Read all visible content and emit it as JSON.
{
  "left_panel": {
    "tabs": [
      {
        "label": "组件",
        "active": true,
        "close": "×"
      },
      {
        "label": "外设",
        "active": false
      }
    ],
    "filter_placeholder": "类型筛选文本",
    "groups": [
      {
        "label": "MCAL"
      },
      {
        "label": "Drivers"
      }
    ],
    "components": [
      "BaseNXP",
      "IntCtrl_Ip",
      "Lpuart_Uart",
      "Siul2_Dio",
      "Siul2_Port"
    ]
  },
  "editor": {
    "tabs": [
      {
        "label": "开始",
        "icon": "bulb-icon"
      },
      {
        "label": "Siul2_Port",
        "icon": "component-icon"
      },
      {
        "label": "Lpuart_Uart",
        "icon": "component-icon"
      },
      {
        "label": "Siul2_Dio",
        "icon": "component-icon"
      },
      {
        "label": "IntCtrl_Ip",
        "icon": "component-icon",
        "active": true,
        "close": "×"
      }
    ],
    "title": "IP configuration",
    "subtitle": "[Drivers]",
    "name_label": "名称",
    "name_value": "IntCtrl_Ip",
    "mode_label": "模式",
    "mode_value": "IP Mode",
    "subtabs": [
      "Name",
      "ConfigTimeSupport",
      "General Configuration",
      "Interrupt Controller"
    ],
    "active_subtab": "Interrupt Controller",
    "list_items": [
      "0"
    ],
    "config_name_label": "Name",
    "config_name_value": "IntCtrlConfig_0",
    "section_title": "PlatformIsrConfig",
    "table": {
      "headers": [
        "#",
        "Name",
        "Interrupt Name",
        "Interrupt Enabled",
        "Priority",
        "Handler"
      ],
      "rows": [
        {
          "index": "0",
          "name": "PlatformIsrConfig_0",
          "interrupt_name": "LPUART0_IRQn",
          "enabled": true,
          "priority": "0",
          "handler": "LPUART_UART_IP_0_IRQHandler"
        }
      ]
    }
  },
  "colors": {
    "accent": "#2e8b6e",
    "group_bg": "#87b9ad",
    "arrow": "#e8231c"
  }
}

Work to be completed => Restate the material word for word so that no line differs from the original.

Written solution =>
Read all visible content and emit it as JSON.
{
  "left_panel": {
    "tabs": [
      {
        "label": "组件",
        "active": true,
        "close": "×"
      },
      {
        "label": "外设",
        "active": false
      }
    ],
    "filter_placeholder": "类型筛选文本",
    "groups": [
      {
        "label": "MCAL"
      },
      {
        "label": "Drivers"
      }
    ],
    "components": [
      "BaseNXP",
      "IntCtrl_Ip",
      "Lpuart_Uart",
      "Siul2_Dio",
      "Siul2_Port"
    ]
  },
  "editor": {
    "tabs": [
      {
        "label": "开始",
        "icon": "bulb-icon"
      },
      {
        "label": "Siul2_Port",
        "icon": "component-icon"
      },
      {
        "label": "Lpuart_Uart",
        "icon": "component-icon"
      },
      {
        "label": "Siul2_Dio",
        "icon": "component-icon"
      },
      {
        "label": "IntCtrl_Ip",
        "icon": "component-icon",
        "active": true,
        "close": "×"
      }
    ],
    "title": "IP configuration",
    "subtitle": "[Drivers]",
    "name_label": "名称",
    "name_value": "IntCtrl_Ip",
    "mode_label": "模式",
    "mode_value": "IP Mode",
    "subtabs": [
      "Name",
      "ConfigTimeSupport",
      "General Configuration",
      "Interrupt Controller"
    ],
    "active_subtab": "Interrupt Controller",
    "list_items": [
      "0"
    ],
    "config_name_label": "Name",
    "config_name_value": "IntCtrlConfig_0",
    "section_title": "PlatformIsrConfig",
    "table": {
      "headers": [
        "#",
        "Name",
        "Interrupt Name",
        "Interrupt Enabled",
        "Priority",
        "Handler"
      ],
      "rows": [
        {
          "index": "0",
          "name": "PlatformIsrConfig_0",
          "interrupt_name": "LPUART0_IRQn",
          "enabled": true,
          "priority": "0",
          "handler": "LPUART_UART_IP_0_IRQHandler"
        }
      ]
    }
  },
  "colors": {
    "accent": "#2e8b6e",
    "group_bg": "#87b9ad",
    "arrow": "#e8231c"
  }
}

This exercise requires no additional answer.